Time alone does not heal. I am certain you have met people who are bitter over an event that happened many years ago. On average it takes about two years to be able to successfully move on from the death or divorce of a spouse. Elisabeth Kubler Ross wrote the classic book, On Death and Dying. She describes five stage of grief as: Denial, Sadness, Anger, Bargaining and Acceptance. I would in fact add several more and would like to note that these stages do not come nice and orderly. You may find yourself feeling all these things at the same time or you may find yourself jumping back and forth from one feeling to another. These stages are similar yet different for the individual dealing with the death or divorce of a spouse. Dealing with ALL your feelings, not stuffing them down and pretending they do not exist, is an important part of the healing process. Healing takes effort on your part. It takes actively going through the unfair process to once again open your heart. It is worth the effort.

You may find it hard to ask for help. You do not have to deal with this alone. Books and articles may be helpful. The real healing comes in your willingness to be with other people even though you may not feel like it. You may feel lonely and isolated and not like reaching out to others for help. Making connections with other people who can help you is vital to the healing process.

o Talk to a friend who is a good listener. Ask your friend to just listen and NOT give advice.

o Join a support group. A Divorce Recovery Group or a Grief Support Group for those who have lost a spouse or other loved one through death.

o As you become more comfortable going out you may with to join a singles program or an activity that you have enjoyed in the past or try a new activity or take a class. You may also wish to reach out to others by volunteering.

o If you feel stuck in your grieving or healing you might wish to seek the help of an objective person such as a therapist who can help you sort out what is happening in your life. This is something I do in my private practice as a therapist.

o Be gentle on yourself. You have suffered a major traumatic life changing event. Healing is a long process. Give yourself time.

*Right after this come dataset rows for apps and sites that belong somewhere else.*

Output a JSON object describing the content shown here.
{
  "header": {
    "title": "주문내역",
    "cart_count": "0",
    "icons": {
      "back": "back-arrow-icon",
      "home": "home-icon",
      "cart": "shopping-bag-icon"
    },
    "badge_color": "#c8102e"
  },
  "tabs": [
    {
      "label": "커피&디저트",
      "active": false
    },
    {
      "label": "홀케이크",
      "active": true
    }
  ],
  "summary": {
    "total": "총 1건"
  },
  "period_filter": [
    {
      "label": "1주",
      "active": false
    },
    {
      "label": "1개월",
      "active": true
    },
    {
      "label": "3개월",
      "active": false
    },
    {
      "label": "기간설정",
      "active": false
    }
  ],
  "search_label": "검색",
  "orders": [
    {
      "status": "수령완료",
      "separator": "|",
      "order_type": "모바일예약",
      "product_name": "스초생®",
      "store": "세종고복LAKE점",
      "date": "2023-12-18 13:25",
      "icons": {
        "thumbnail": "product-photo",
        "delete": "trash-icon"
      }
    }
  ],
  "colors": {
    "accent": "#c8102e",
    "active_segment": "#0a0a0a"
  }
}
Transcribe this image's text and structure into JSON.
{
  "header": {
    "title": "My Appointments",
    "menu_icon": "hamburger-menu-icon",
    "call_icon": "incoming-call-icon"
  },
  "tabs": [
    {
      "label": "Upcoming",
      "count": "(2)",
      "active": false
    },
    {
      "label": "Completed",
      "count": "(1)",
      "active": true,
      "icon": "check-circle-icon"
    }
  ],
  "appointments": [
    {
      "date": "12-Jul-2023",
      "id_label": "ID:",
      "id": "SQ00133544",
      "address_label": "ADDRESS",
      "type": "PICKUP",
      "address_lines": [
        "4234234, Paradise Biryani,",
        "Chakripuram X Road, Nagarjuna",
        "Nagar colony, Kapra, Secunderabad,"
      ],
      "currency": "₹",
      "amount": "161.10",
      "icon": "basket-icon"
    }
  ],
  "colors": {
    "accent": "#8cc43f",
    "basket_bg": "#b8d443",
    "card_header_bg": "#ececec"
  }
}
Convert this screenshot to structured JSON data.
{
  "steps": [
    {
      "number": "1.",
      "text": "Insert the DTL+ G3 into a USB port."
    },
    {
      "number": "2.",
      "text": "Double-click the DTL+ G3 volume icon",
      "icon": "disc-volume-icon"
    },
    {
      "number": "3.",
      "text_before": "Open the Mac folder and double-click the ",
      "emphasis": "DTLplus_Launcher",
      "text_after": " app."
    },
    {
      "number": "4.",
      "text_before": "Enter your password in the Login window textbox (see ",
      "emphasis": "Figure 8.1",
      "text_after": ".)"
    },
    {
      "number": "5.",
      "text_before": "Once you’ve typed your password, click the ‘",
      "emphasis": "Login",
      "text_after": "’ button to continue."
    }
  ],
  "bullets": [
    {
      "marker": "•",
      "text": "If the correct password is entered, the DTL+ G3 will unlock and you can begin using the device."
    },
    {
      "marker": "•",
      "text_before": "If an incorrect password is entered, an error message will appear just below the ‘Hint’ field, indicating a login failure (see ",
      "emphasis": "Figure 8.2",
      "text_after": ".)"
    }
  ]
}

Healing allows you to be able to open your heart to others. This tragic event does not have to be the clearing event of your life. For now it's OK to grieve.


Source by Amelia Barnes